◆ Problem to work on
Across the records that follow, determine how many lines contain "Xsens" and give only the resulting number.

+--

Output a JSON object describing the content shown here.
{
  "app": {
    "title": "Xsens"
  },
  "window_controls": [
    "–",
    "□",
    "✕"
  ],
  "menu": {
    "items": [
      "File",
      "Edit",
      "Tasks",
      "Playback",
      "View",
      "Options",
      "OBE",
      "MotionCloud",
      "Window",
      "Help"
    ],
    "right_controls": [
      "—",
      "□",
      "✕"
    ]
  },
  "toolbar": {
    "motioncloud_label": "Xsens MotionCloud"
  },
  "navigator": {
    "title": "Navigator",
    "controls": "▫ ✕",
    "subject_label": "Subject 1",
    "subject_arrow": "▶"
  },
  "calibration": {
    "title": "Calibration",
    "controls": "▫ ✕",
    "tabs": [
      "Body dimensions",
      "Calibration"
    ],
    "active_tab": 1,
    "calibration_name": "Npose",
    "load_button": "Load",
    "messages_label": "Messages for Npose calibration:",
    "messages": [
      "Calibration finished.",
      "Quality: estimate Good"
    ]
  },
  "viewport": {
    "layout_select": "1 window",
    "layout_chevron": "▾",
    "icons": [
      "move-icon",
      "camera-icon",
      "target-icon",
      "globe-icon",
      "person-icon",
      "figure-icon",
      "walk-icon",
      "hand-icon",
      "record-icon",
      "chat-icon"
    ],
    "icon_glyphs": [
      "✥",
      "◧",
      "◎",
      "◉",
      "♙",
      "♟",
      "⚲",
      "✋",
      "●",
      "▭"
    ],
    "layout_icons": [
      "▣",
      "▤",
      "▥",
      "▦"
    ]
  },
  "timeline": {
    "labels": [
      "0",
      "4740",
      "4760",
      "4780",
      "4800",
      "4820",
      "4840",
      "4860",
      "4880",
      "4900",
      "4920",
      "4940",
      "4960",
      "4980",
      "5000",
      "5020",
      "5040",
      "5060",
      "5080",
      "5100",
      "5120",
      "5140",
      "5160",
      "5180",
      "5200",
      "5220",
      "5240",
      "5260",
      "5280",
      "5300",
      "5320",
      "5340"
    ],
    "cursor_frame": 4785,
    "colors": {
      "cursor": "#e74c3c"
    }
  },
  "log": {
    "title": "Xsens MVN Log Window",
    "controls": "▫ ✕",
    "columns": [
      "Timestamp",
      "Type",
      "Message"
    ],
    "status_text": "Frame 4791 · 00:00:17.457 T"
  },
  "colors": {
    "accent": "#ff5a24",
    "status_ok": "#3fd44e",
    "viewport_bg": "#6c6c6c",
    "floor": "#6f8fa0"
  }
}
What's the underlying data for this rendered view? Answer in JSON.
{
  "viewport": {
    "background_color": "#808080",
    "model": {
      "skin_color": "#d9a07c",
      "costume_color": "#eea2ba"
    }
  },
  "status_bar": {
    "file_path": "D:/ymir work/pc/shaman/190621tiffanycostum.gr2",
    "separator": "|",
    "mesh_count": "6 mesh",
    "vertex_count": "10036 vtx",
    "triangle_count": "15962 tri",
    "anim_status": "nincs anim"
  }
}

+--

◆ Your solution
3